#### GIVEN ENTRIES
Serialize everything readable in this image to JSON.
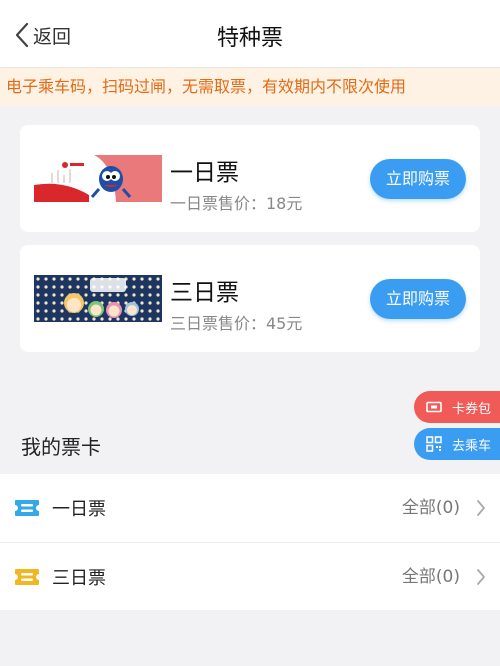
{
  "nav": {
    "back_label": "返回",
    "title": "特种票"
  },
  "notice": "电子乘车码，扫码过闸，无需取票，有效期内不限次使用",
  "tickets": [
    {
      "name": "一日票",
      "price_text": "一日票售价：18元",
      "buy_label": "立即购票",
      "banner_icon": "red-mascot-banner"
    },
    {
      "name": "三日票",
      "price_text": "三日票售价：45元",
      "buy_label": "立即购票",
      "banner_icon": "navy-cartoon-banner"
    }
  ],
  "floating": {
    "wallet_label": "卡券包",
    "ride_label": "去乘车"
  },
  "my_cards": {
    "title": "我的票卡",
    "items": [
      {
        "label": "一日票",
        "count": "全部(0)",
        "icon_color": "#35a9e8"
      },
      {
        "label": "三日票",
        "count": "全部(0)",
        "icon_color": "#f2b620"
      }
    ]
  },
  "colors": {
    "accent": "#3b9df2",
    "notice_text": "#e36b16",
    "notice_bg": "#fdf2e4",
    "wallet_bg": "#f05a57"
  }
}
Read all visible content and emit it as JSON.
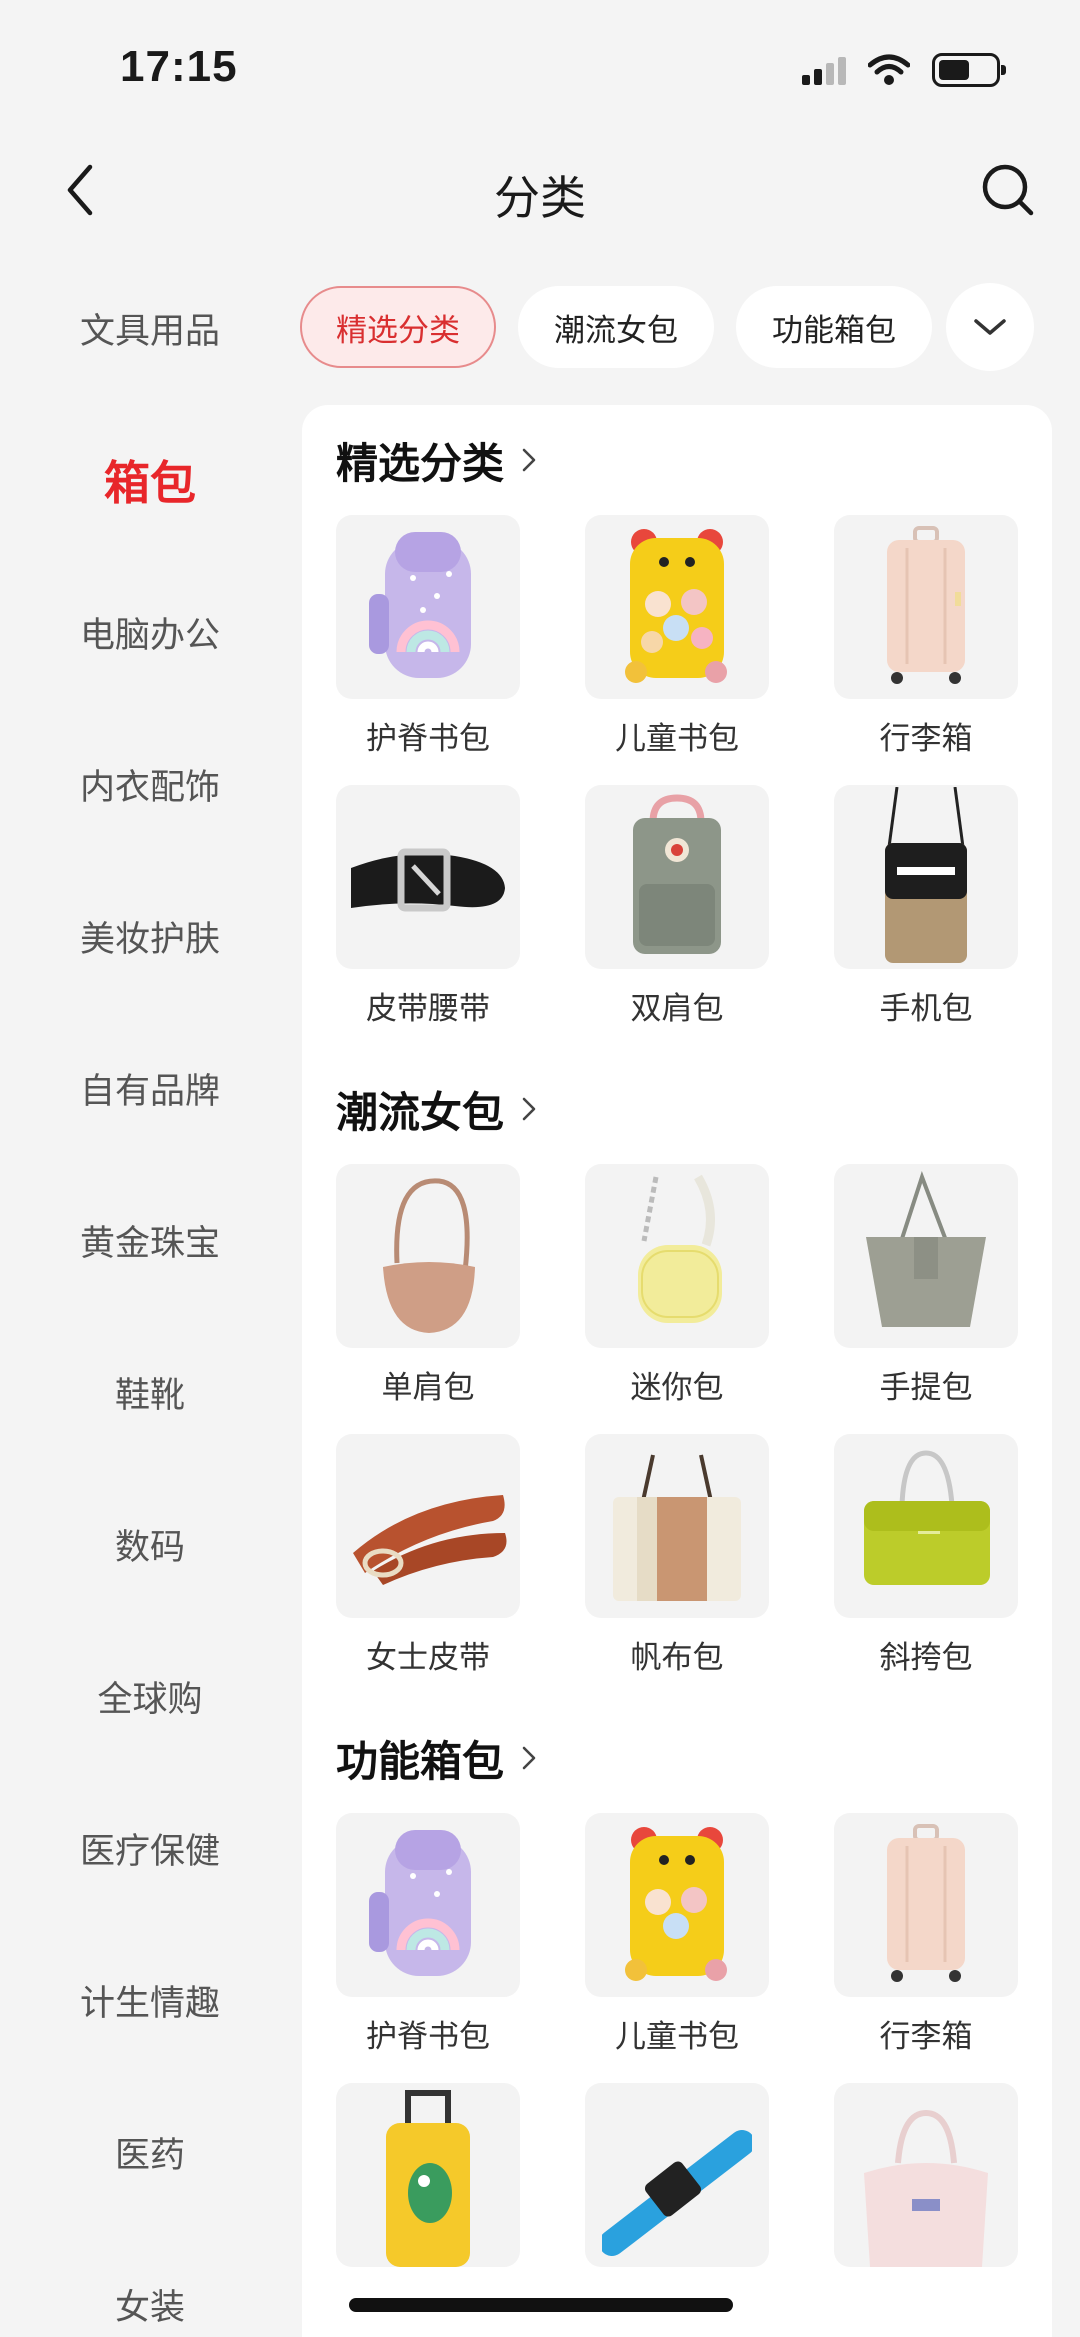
{
  "status_bar": {
    "time": "17:15"
  },
  "nav": {
    "title": "分类"
  },
  "sidebar": {
    "items": [
      {
        "label": "文具用品",
        "active": false
      },
      {
        "label": "箱包",
        "active": true
      },
      {
        "label": "电脑办公",
        "active": false
      },
      {
        "label": "内衣配饰",
        "active": false
      },
      {
        "label": "美妆护肤",
        "active": false
      },
      {
        "label": "自有品牌",
        "active": false
      },
      {
        "label": "黄金珠宝",
        "active": false
      },
      {
        "label": "鞋靴",
        "active": false
      },
      {
        "label": "数码",
        "active": false
      },
      {
        "label": "全球购",
        "active": false
      },
      {
        "label": "医疗保健",
        "active": false
      },
      {
        "label": "计生情趣",
        "active": false
      },
      {
        "label": "医药",
        "active": false
      },
      {
        "label": "女装",
        "active": false
      }
    ]
  },
  "chips": [
    {
      "label": "精选分类",
      "active": true
    },
    {
      "label": "潮流女包",
      "active": false
    },
    {
      "label": "功能箱包",
      "active": false
    }
  ],
  "sections": [
    {
      "title": "精选分类",
      "items": [
        {
          "label": "护脊书包",
          "icon": "backpack-purple"
        },
        {
          "label": "儿童书包",
          "icon": "backpack-yellow"
        },
        {
          "label": "行李箱",
          "icon": "suitcase-pink"
        },
        {
          "label": "皮带腰带",
          "icon": "belt-black"
        },
        {
          "label": "双肩包",
          "icon": "backpack-gray"
        },
        {
          "label": "手机包",
          "icon": "phone-bag"
        }
      ]
    },
    {
      "title": "潮流女包",
      "items": [
        {
          "label": "单肩包",
          "icon": "hobo-bag"
        },
        {
          "label": "迷你包",
          "icon": "mini-bag"
        },
        {
          "label": "手提包",
          "icon": "tote-gray"
        },
        {
          "label": "女士皮带",
          "icon": "belt-brown"
        },
        {
          "label": "帆布包",
          "icon": "canvas-bag"
        },
        {
          "label": "斜挎包",
          "icon": "crossbody-green"
        }
      ]
    },
    {
      "title": "功能箱包",
      "items": [
        {
          "label": "护脊书包",
          "icon": "backpack-purple"
        },
        {
          "label": "儿童书包",
          "icon": "backpack-yellow"
        },
        {
          "label": "行李箱",
          "icon": "suitcase-pink"
        },
        {
          "label": "",
          "icon": "kids-suitcase"
        },
        {
          "label": "",
          "icon": "luggage-strap"
        },
        {
          "label": "",
          "icon": "duffel-bag"
        }
      ]
    }
  ],
  "colors": {
    "accent": "#e8262a",
    "chip_active_bg": "#fdeaea",
    "page_bg": "#f4f4f4"
  }
}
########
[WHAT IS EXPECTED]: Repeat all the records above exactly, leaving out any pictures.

[TASK SOLUTION]:
Serialize everything readable in this image to JSON.
{
  "nav": {
    "back_label": "返回",
    "title": "特种票"
  },
  "notice": "电子乘车码，扫码过闸，无需取票，有效期内不限次使用",
  "tickets": [
    {
      "name": "一日票",
      "price_text": "一日票售价：18元",
      "buy_label": "立即购票",
      "banner_icon": "red-mascot-banner"
    },
    {
      "name": "三日票",
      "price_text": "三日票售价：45元",
      "buy_label": "立即购票",
      "banner_icon": "navy-cartoon-banner"
    }
  ],
  "floating": {
    "wallet_label": "卡券包",
    "ride_label": "去乘车"
  },
  "my_cards": {
    "title": "我的票卡",
    "items": [
      {
        "label": "一日票",
        "count": "全部(0)",
        "icon_color": "#35a9e8"
      },
      {
        "label": "三日票",
        "count": "全部(0)",
        "icon_color": "#f2b620"
      }
    ]
  },
  "colors": {
    "accent": "#3b9df2",
    "notice_text": "#e36b16",
    "notice_bg": "#fdf2e4",
    "wallet_bg": "#f05a57"
  }
}
Read all visible content and emit it as JSON.
{
  "status_bar": {
    "time": "17:15"
  },
  "nav": {
    "title": "分类"
  },
  "sidebar": {
    "items": [
      {
        "label": "文具用品",
        "active": false
      },
      {
        "label": "箱包",
        "active": true
      },
      {
        "label": "电脑办公",
        "active": false
      },
      {
        "label": "内衣配饰",
        "active": false
      },
      {
        "label": "美妆护肤",
        "active": false
      },
      {
        "label": "自有品牌",
        "active": false
      },
      {
        "label": "黄金珠宝",
        "active": false
      },
      {
        "label": "鞋靴",
        "active": false
      },
      {
        "label": "数码",
        "active": false
      },
      {
        "label": "全球购",
        "active": false
      },
      {
        "label": "医疗保健",
        "active": false
      },
      {
        "label": "计生情趣",
        "active": false
      },
      {
        "label": "医药",
        "active": false
      },
      {
        "label": "女装",
        "active": false
      }
    ]
  },
  "chips": [
    {
      "label": "精选分类",
      "active": true
    },
    {
      "label": "潮流女包",
      "active": false
    },
    {
      "label": "功能箱包",
      "active": false
    }
  ],
  "sections": [
    {
      "title": "精选分类",
      "items": [
        {
          "label": "护脊书包",
          "icon": "backpack-purple"
        },
        {
          "label": "儿童书包",
          "icon": "backpack-yellow"
        },
        {
          "label": "行李箱",
          "icon": "suitcase-pink"
        },
        {
          "label": "皮带腰带",
          "icon": "belt-black"
        },
        {
          "label": "双肩包",
          "icon": "backpack-gray"
        },
        {
          "label": "手机包",
          "icon": "phone-bag"
        }
      ]
    },
    {
      "title": "潮流女包",
      "items": [
        {
          "label": "单肩包",
          "icon": "hobo-bag"
        },
        {
          "label": "迷你包",
          "icon": "mini-bag"
        },
        {
          "label": "手提包",
          "icon": "tote-gray"
        },
        {
          "label": "女士皮带",
          "icon": "belt-brown"
        },
        {
          "label": "帆布包",
          "icon": "canvas-bag"
        },
        {
          "label": "斜挎包",
          "icon": "crossbody-green"
        }
      ]
    },
    {
      "title": "功能箱包",
      "items": [
        {
          "label": "护脊书包",
          "icon": "backpack-purple"
        },
        {
          "label": "儿童书包",
          "icon": "backpack-yellow"
        },
        {
          "label": "行李箱",
          "icon": "suitcase-pink"
        },
        {
          "label": "",
          "icon": "kids-suitcase"
        },
        {
          "label": "",
          "icon": "luggage-strap"
        },
        {
          "label": "",
          "icon": "duffel-bag"
        }
      ]
    }
  ],
  "colors": {
    "accent": "#e8262a",
    "chip_active_bg": "#fdeaea",
    "page_bg": "#f4f4f4"
  }
}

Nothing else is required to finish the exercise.